For the smaller organisations forming part of these complex supply chains, the challenge will be on finding the skills and resources to calculate their emissions within their own supply chain.
What will be measured and reported at each level of the supply chain?
The GHG Protocol developed a Corporate Value Chain (Scope 3) Accounting and Reporting Standard in 2011 which provides an internationally accepted method for Scope 3 GHG quantification and management across all industries.
The API Climate-related Reporting Initiative published in June 2021 presents a core set of GHG emissions indicators that individual natural gas and oil companies could report publicly. Their intention in this publication was to:

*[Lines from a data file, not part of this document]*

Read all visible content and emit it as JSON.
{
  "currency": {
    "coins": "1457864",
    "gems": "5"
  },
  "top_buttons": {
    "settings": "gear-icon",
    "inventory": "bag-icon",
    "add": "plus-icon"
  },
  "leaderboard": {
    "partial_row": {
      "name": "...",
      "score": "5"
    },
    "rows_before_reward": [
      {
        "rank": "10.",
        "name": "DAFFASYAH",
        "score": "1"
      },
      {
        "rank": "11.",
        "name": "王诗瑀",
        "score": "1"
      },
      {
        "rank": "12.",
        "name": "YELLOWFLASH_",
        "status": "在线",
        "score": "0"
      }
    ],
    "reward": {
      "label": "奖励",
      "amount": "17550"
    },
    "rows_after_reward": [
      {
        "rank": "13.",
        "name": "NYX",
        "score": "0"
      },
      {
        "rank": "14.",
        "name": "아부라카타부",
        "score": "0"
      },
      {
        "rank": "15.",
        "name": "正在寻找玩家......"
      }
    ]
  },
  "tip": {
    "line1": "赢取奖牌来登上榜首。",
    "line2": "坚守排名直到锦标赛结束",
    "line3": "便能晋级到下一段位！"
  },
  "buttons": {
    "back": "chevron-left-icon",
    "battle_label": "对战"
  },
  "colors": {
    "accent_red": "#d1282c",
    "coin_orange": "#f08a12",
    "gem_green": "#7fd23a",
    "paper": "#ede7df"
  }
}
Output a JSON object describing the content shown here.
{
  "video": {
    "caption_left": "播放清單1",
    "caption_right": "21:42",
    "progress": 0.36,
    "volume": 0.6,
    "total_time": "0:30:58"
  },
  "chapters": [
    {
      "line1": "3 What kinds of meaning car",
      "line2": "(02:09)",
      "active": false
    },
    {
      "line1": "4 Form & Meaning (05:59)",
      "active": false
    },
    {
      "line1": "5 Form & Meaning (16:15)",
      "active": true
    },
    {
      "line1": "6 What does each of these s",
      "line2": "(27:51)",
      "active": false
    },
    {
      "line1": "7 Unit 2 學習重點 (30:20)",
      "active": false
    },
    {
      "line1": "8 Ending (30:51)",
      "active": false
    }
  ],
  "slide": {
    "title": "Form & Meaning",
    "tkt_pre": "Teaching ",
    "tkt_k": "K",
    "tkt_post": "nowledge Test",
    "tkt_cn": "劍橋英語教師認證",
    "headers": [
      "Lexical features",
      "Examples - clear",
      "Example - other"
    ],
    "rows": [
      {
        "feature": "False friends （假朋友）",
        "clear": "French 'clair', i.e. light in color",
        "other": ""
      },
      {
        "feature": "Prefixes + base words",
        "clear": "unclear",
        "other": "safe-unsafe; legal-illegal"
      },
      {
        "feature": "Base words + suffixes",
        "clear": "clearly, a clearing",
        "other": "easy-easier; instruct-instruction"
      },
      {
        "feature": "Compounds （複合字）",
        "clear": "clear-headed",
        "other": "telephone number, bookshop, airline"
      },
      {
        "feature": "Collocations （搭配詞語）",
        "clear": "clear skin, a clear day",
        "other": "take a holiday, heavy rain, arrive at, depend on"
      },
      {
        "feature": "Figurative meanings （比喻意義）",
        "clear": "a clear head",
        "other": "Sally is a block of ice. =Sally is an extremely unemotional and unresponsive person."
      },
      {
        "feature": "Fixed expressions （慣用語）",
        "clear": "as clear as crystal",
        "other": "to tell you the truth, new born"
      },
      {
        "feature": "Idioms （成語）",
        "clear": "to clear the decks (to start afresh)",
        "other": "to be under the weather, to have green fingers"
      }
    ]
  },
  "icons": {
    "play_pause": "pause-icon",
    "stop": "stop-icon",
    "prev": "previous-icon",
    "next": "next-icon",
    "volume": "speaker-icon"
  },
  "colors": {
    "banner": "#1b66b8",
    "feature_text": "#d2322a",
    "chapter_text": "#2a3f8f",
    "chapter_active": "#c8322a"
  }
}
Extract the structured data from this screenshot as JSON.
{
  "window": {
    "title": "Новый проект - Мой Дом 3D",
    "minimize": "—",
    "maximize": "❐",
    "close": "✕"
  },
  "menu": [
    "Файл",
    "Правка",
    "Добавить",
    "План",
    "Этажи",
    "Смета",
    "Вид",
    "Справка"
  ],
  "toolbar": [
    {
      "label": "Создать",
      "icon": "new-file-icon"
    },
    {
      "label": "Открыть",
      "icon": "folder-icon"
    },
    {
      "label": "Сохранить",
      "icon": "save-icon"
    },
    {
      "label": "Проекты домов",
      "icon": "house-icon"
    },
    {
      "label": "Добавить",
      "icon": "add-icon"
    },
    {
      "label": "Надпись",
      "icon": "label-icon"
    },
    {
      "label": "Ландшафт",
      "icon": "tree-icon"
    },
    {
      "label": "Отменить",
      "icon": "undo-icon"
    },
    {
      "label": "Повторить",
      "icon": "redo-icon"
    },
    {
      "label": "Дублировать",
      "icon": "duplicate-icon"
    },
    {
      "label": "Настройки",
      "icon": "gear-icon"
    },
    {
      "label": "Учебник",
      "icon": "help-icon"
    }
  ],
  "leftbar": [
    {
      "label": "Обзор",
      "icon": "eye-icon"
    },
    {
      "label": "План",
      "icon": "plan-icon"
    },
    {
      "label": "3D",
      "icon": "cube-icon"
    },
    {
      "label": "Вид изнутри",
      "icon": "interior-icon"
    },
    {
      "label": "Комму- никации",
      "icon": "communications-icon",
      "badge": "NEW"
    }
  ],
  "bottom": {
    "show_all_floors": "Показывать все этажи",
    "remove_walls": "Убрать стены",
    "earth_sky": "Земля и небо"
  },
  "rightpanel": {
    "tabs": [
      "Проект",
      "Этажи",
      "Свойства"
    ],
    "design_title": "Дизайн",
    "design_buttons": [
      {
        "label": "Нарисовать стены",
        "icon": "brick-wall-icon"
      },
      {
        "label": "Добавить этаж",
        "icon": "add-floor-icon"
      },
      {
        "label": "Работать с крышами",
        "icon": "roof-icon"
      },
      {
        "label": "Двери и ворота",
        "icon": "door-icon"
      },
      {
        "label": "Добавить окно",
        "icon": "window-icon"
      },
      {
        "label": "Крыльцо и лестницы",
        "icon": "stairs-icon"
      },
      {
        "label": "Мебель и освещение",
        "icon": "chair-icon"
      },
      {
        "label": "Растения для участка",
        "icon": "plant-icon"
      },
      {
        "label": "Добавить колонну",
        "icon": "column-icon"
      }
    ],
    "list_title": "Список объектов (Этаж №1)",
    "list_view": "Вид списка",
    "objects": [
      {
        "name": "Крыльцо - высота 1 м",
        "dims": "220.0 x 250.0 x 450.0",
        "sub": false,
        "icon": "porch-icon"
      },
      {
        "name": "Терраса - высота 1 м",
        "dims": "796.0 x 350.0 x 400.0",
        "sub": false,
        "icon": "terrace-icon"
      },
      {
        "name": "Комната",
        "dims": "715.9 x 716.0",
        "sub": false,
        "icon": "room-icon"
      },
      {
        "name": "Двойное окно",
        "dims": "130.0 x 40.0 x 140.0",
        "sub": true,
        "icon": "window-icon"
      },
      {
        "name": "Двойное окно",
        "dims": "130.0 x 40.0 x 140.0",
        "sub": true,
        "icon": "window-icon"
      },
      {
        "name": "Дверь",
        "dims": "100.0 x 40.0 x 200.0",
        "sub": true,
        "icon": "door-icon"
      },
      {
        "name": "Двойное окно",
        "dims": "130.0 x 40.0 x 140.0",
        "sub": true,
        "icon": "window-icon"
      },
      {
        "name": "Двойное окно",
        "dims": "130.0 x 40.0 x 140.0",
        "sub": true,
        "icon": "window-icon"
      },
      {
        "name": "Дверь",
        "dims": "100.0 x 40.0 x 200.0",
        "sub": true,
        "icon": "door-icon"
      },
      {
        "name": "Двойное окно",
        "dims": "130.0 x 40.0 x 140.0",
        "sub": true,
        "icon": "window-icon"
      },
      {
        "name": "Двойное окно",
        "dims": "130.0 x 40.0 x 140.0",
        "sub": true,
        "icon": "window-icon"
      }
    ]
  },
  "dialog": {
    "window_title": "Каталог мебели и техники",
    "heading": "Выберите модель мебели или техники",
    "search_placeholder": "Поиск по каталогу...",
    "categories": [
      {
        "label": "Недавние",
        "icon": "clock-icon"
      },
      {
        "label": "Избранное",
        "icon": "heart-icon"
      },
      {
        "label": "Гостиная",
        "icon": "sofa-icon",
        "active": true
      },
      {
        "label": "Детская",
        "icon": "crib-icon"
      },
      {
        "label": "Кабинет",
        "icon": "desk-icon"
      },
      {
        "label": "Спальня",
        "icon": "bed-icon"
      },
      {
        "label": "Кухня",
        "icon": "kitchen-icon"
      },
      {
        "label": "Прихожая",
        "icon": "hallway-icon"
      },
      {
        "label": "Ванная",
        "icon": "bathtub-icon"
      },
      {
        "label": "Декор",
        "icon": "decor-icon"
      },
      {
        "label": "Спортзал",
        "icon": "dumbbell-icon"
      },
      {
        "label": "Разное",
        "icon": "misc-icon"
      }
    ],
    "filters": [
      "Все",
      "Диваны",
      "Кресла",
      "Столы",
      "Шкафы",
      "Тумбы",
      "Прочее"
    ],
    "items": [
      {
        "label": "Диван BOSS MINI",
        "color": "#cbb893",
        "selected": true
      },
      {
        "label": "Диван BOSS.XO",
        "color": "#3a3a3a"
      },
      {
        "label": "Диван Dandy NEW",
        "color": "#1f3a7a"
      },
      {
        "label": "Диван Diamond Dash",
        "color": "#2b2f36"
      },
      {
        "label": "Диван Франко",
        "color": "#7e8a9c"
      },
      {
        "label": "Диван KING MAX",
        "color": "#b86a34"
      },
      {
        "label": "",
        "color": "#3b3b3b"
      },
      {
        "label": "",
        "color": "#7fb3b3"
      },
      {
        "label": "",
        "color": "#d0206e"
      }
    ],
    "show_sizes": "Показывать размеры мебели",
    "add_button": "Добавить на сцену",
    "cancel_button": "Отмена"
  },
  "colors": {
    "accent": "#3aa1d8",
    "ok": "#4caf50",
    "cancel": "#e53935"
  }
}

“enhance comparability across company-by-company climate related reporting in the natural gas and oil industry, in order to provide decision useful information to the financial sector, policy makers, and industry customers and other stakeholders.”
However, regarding the Scope 3 emissions API acknowledge the difficulty with their reporting and note that their current templates do not include Scope 3 as they are:
“a category of GHG emissions that API member companies are still discussing in terms of suitability for this template. Estimating GHG emissions beyond a company’s control, i.e., beyond a company’s direct operations, involves an increased level of complexity, assumptions, and uncertainty, and should therefore be considered carefully.”
In the IPIECA “Estimating petroleum industry value chain (scope 3) greenhouse gas emissions” the Shell case study provides a high-level example of how Scope 3 emissions can be calculated; multiplying a company’s spend with each supplier as a share of the supplier’s revenue by an estimate of the total annual GHG emissions of that supplier.
This approach is quite simple, but the details then rely very much in accurately and fairly determining the GHG emissions of the suppliers. In the Shell example, they list the order in which data for this can be utilised:
1. Preference is given to primary data - Scope 1 and 2 emissions reported directly by the supplier in public references
2. Where supplier emissions data is not reported, emissions are estimated from reported energy consumption in conjunction with appropriate emissions factors.
3. Where the products and services supplied do not constitute the main business of the supplier, primary data should not be used.
4. Secondary data is used for suppliers where no direct data are available - preference may be given to use of industry averages based on data reported by companies to the Carbon Disclosure Project.
5. In other cases, a proxy method - the emissions of a similar company – can be used.
How can we help?
At sustain:able we are from oil and gas - we understand the complexities and the challenges around the supply chains. To see an example of how we work on Scope 3, take a look at our Scope 3 Emissions Reporting Review case study.